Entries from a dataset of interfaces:
=======
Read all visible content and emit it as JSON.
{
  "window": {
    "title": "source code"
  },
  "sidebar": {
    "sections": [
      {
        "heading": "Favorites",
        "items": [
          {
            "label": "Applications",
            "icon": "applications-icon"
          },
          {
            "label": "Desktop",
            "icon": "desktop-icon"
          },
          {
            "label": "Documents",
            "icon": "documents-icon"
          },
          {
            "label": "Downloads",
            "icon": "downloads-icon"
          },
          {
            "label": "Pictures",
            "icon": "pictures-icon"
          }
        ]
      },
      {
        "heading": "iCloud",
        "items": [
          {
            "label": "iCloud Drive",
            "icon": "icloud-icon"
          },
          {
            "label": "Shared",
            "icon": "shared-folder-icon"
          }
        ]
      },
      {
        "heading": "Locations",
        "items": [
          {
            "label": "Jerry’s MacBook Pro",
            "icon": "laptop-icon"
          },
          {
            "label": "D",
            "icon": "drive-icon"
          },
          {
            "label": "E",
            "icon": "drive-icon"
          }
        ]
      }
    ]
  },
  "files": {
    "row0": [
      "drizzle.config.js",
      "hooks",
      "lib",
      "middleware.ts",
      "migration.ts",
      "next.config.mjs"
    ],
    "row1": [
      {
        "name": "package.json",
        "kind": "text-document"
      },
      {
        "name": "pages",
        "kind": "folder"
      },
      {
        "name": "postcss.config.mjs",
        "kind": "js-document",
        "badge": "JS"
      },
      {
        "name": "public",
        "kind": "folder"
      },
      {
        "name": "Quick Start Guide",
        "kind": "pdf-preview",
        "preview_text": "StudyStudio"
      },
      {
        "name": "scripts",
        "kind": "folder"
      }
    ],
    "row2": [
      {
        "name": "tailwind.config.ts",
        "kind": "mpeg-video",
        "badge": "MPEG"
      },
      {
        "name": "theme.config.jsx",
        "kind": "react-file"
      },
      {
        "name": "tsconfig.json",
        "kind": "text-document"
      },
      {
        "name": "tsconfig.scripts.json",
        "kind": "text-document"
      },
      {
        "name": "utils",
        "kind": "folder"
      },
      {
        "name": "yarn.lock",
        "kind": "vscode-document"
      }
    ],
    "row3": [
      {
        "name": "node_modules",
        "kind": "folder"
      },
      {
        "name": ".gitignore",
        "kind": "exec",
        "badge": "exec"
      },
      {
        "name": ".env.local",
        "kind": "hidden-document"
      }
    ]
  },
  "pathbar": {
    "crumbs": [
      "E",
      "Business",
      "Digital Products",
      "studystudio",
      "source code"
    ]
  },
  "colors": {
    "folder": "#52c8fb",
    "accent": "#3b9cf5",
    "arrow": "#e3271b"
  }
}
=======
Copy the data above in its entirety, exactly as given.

Read all visible content and emit it as JSON.
{
  "window": {
    "title": "source code"
  },
  "sidebar": {
    "sections": [
      {
        "heading": "Favorites",
        "items": [
          {
            "label": "Applications",
            "icon": "applications-icon"
          },
          {
            "label": "Desktop",
            "icon": "desktop-icon"
          },
          {
            "label": "Documents",
            "icon": "documents-icon"
          },
          {
            "label": "Downloads",
            "icon": "downloads-icon"
          },
          {
            "label": "Pictures",
            "icon": "pictures-icon"
          }
        ]
      },
      {
        "heading": "iCloud",
        "items": [
          {
            "label": "iCloud Drive",
            "icon": "icloud-icon"
          },
          {
            "label": "Shared",
            "icon": "shared-folder-icon"
          }
        ]
      },
      {
        "heading": "Locations",
        "items": [
          {
            "label": "Jerry’s MacBook Pro",
            "icon": "laptop-icon"
          },
          {
            "label": "D",
            "icon": "drive-icon"
          },
          {
            "label": "E",
            "icon": "drive-icon"
          }
        ]
      }
    ]
  },
  "files": {
    "row0": [
      "drizzle.config.js",
      "hooks",
      "lib",
      "middleware.ts",
      "migration.ts",
      "next.config.mjs"
    ],
    "row1": [
      {
        "name": "package.json",
        "kind": "text-document"
      },
      {
        "name": "pages",
        "kind": "folder"
      },
      {
        "name": "postcss.config.mjs",
        "kind": "js-document",
        "badge": "JS"
      },
      {
        "name": "public",
        "kind": "folder"
      },
      {
        "name": "Quick Start Guide",
        "kind": "pdf-preview",
        "preview_text": "StudyStudio"
      },
      {
        "name": "scripts",
        "kind": "folder"
      }
    ],
    "row2": [
      {
        "name": "tailwind.config.ts",
        "kind": "mpeg-video",
        "badge": "MPEG"
      },
      {
        "name": "theme.config.jsx",
        "kind": "react-file"
      },
      {
        "name": "tsconfig.json",
        "kind": "text-document"
      },
      {
        "name": "tsconfig.scripts.json",
        "kind": "text-document"
      },
      {
        "name": "utils",
        "kind": "folder"
      },
      {
        "name": "yarn.lock",
        "kind": "vscode-document"
      }
    ],
    "row3": [
      {
        "name": "node_modules",
        "kind": "folder"
      },
      {
        "name": ".gitignore",
        "kind": "exec",
        "badge": "exec"
      },
      {
        "name": ".env.local",
        "kind": "hidden-document"
      }
    ]
  },
  "pathbar": {
    "crumbs": [
      "E",
      "Business",
      "Digital Products",
      "studystudio",
      "source code"
    ]
  },
  "colors": {
    "folder": "#52c8fb",
    "accent": "#3b9cf5",
    "arrow": "#e3271b"
  }
}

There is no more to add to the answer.